» **What you are asked to do**
Report every line in the records below that holds the word "text".

______

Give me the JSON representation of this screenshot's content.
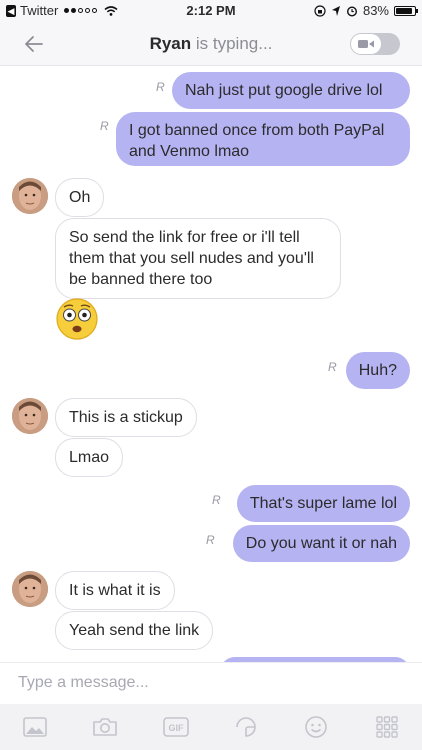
{
  "status_bar": {
    "carrier": "Twitter",
    "time": "2:12 PM",
    "battery": "83%"
  },
  "header": {
    "contact_name": "Ryan",
    "typing_status": "is typing..."
  },
  "messages": [
    {
      "side": "out",
      "text": "Nah just put google drive lol",
      "seen_mark": "R"
    },
    {
      "side": "out",
      "text": "I got banned once from both PayPal and Venmo lmao",
      "seen_mark": "R"
    },
    {
      "side": "in",
      "text": "Oh"
    },
    {
      "side": "in",
      "text": "So send the link for free or i'll tell them that you sell nudes and you'll be banned there too"
    },
    {
      "side": "in",
      "sticker": "flushed-emoji"
    },
    {
      "side": "out",
      "text": "Huh?",
      "seen_mark": "R"
    },
    {
      "side": "in",
      "text": "This is a stickup"
    },
    {
      "side": "in",
      "text": "Lmao"
    },
    {
      "side": "out",
      "text": "That's super lame lol",
      "seen_mark": "R"
    },
    {
      "side": "out",
      "text": "Do you want it or nah",
      "seen_mark": "R"
    },
    {
      "side": "in",
      "text": "It is what it is"
    },
    {
      "side": "in",
      "text": "Yeah send the link"
    }
  ],
  "composer": {
    "placeholder": "Type a message..."
  },
  "toolbar": {
    "items": [
      "image-icon",
      "camera-icon",
      "gif-icon",
      "sticker-icon",
      "emoji-icon",
      "apps-grid-icon"
    ],
    "gif_label": "GIF"
  },
  "colors": {
    "outgoing_bubble": "#b5b3f2",
    "incoming_bubble": "#ffffff",
    "accent": "#8f8df0"
  }
}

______

» **Written answer**
      "text": "Nah just put google drive lol",
      "text": "I got banned once from both PayPal and Venmo lmao",
      "text": "Oh"
      "text": "So send the link for free or i'll tell them that you sell nudes and you'll be banned there too"
      "text": "Huh?",
      "text": "This is a stickup"
      "text": "Lmao"
      "text": "That's super lame lol",
      "text": "Do you want it or nah",
      "text": "It is what it is"
      "text": "Yeah send the link"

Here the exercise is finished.